  • His big break happened after he wrote a satirical piece for his college newspaper about William F. Buckley, the founder of The National Review. When Buckley visited to his campus, he offered Brooks a job as an editorial associate.

A Return to Civil Discourse

  • When it comes to arguing ideas and confronting people that disagree with you, Brooks advocates a policy of “love your enemy,” and treat them as if “they are bringing you a gift,” otherwise the partisan hatred will eventually “consumes you” and cloud your judgements.

Advice for Millennials

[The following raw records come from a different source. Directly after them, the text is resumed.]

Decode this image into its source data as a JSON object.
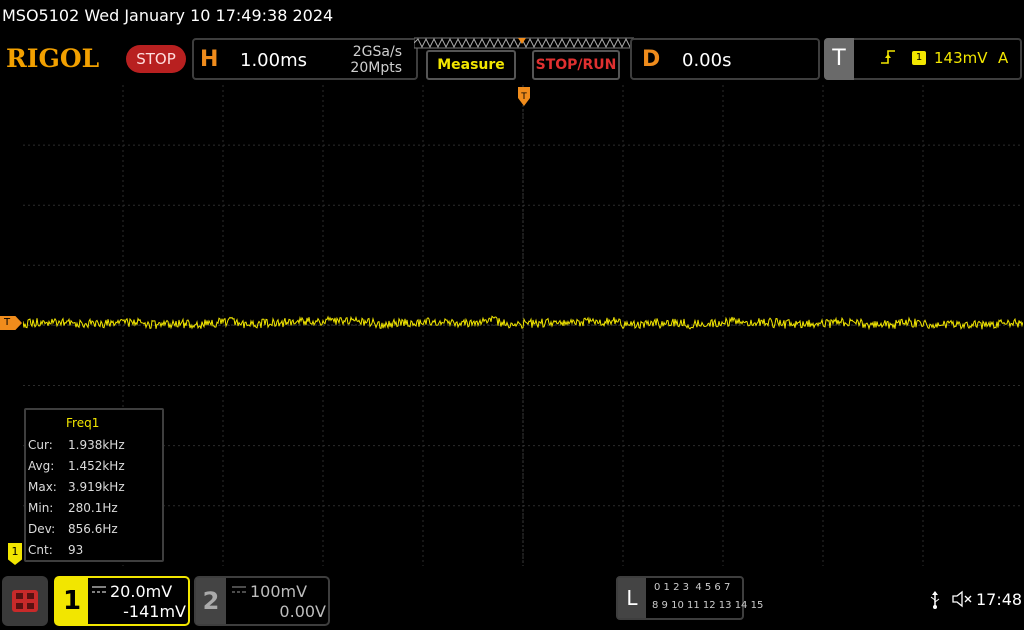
{
  "status_line": "MSO5102  Wed January 10 17:49:38 2024",
  "header": {
    "logo": "RIGOL",
    "run_state": "STOP",
    "horizontal": {
      "letter": "H",
      "timebase": "1.00ms",
      "sample_rate": "2GSa/s",
      "memory_depth": "20Mpts"
    },
    "measure_button": "Measure",
    "stop_run_button": "STOP/RUN",
    "delay": {
      "letter": "D",
      "value": "0.00s"
    },
    "trigger": {
      "letter": "T",
      "source": "1",
      "level": "143mV",
      "mode": "A"
    }
  },
  "markers": {
    "trigger_level": "T",
    "channel1": "1"
  },
  "measurement": {
    "title": "Freq1",
    "rows": [
      {
        "label": "Cur:",
        "value": "1.938kHz"
      },
      {
        "label": "Avg:",
        "value": "1.452kHz"
      },
      {
        "label": "Max:",
        "value": "3.919kHz"
      },
      {
        "label": "Min:",
        "value": "280.1Hz"
      },
      {
        "label": "Dev:",
        "value": "856.6Hz"
      },
      {
        "label": "Cnt:",
        "value": "93"
      }
    ]
  },
  "channels": {
    "ch1": {
      "num": "1",
      "scale": "20.0mV",
      "offset": "-141mV",
      "color": "#f2e600"
    },
    "ch2": {
      "num": "2",
      "scale": "100mV",
      "offset": "0.00V",
      "color": "#bdbdbd"
    }
  },
  "logic": {
    "letter": "L",
    "row1": "0 1 2 3  4 5 6 7",
    "row2": "8 9 10 11 12 13 14 15"
  },
  "clock": "17:48",
  "colors": {
    "accent": "#f08c1c",
    "trace": "#f2e600",
    "stop": "#c72a2a"
  }
}
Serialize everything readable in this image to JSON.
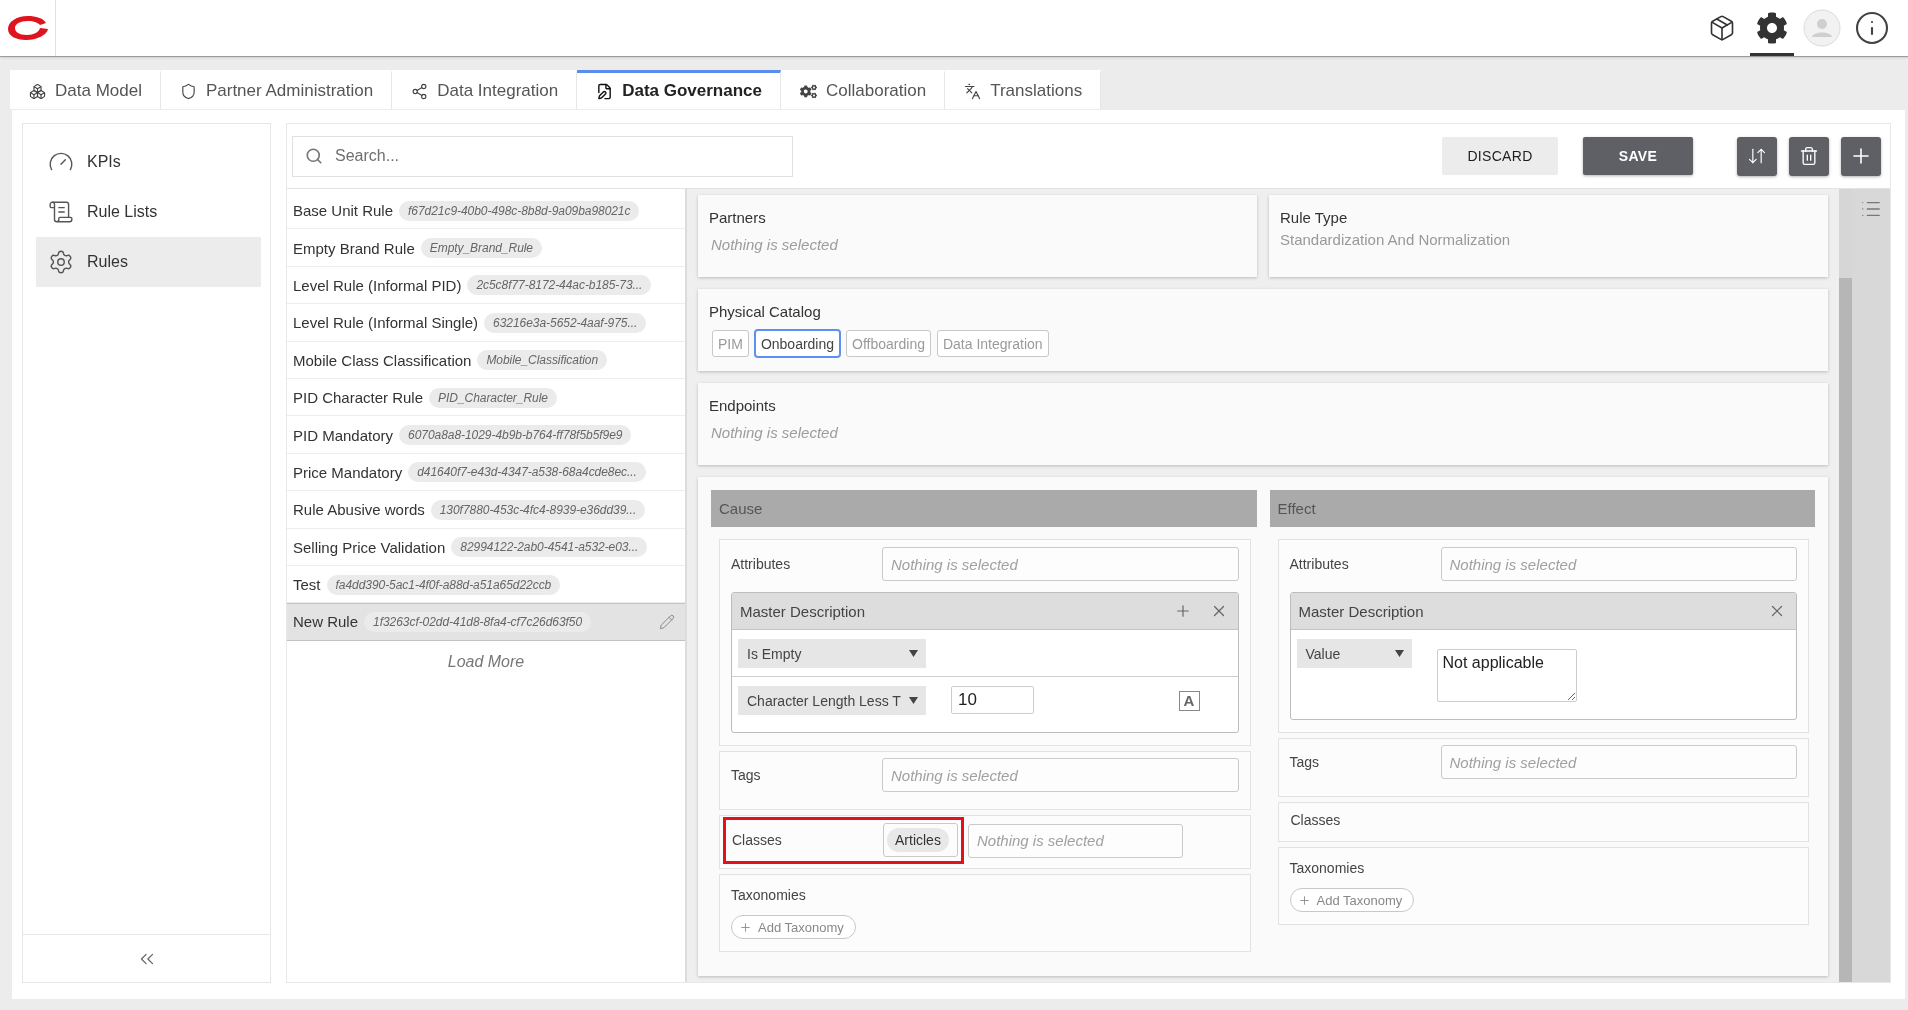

  • When asked about the difficulties millennials are facing, Brooks sympathizes: “I don’t blame them; I blame us,” for not giving them a “moral vocabulary.” In what he calls “the most unsupervised decade of your life,” Brooks claims that “being in your 20s is phenomenally hard.” Caught between the advice to “explore your options” and the opposite desire to achieve future stability, Brooks claims that millennials “are drowning in freedom.” To combat this contradiction, Brooks believes millennials should invest in their own “identity capital” and “do the thing that will make them most interesting.”
  • “The great blessing of the millennials,” Brooks claims, “is that a number of them are ‘hyphenated,’” meaning they inhabit more contradictions than previous generations. The melding of differing perspectives on race, gender, religion, politics and worldview helps to “bridge human capital” between American communities.
  • Brooks ends by warning the millennials in the audience to be cautious with technology. He specifically notes the dangers of social media, claiming “we’re connecting more, but we’re relating less.”